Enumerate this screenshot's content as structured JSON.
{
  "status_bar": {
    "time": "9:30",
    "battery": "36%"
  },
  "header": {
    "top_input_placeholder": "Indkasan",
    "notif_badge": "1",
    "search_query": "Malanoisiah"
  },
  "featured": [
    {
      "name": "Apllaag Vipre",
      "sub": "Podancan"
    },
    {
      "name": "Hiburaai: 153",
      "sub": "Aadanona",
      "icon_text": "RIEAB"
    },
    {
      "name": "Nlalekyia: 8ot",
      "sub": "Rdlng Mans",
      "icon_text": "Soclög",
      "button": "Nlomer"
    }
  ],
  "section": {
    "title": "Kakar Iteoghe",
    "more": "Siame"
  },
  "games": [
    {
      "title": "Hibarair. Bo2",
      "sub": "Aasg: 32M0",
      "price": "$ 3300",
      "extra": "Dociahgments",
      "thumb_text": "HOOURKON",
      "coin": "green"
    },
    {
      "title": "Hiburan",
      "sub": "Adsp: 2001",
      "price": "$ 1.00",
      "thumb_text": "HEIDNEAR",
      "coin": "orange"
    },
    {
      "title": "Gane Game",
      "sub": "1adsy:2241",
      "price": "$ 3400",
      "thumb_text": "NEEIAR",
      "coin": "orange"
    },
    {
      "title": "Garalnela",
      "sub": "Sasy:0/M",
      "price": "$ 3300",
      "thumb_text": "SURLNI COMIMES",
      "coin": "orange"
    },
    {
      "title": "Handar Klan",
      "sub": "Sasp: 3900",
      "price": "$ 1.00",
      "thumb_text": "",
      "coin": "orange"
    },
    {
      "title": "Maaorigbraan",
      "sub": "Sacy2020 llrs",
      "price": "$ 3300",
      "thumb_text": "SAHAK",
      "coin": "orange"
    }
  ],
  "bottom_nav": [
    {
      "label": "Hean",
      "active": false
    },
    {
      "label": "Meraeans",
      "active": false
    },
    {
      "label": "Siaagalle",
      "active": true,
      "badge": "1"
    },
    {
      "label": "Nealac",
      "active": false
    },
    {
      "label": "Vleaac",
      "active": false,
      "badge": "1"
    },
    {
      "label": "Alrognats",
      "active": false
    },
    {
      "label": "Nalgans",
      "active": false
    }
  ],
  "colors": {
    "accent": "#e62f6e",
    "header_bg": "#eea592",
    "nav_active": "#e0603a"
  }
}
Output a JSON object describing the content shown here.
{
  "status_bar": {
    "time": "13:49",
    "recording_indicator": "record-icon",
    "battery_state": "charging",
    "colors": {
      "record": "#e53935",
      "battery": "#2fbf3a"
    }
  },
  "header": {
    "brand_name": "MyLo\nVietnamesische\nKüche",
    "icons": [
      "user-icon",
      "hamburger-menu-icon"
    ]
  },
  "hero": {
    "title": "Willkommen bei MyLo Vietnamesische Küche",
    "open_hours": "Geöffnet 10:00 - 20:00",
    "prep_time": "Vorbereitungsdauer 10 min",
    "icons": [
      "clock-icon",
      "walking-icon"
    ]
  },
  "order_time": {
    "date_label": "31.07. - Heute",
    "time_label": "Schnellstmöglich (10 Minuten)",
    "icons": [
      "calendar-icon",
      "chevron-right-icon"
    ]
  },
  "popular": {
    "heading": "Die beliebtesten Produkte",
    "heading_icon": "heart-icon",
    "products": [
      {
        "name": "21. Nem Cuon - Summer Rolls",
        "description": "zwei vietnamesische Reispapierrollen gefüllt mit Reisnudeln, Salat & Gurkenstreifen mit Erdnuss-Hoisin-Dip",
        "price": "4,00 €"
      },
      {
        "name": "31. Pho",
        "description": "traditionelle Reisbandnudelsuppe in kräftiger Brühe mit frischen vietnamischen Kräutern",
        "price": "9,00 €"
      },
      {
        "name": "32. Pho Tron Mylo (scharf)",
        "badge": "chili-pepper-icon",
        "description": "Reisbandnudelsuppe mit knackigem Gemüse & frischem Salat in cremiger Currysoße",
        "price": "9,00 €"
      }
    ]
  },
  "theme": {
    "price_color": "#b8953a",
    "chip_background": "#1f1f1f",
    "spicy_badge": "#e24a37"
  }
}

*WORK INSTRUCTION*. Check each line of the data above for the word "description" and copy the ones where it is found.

*TASK RESPONSE*.
        "description": "zwei vietnamesische Reispapierrollen gefüllt mit Reisnudeln, Salat & Gurkenstreifen mit Erdnuss-Hoisin-Dip",
        "description": "traditionelle Reisbandnudelsuppe in kräftiger Brühe mit frischen vietnamischen Kräutern",
        "description": "Reisbandnudelsuppe mit knackigem Gemüse & frischem Salat in cremiger Currysoße",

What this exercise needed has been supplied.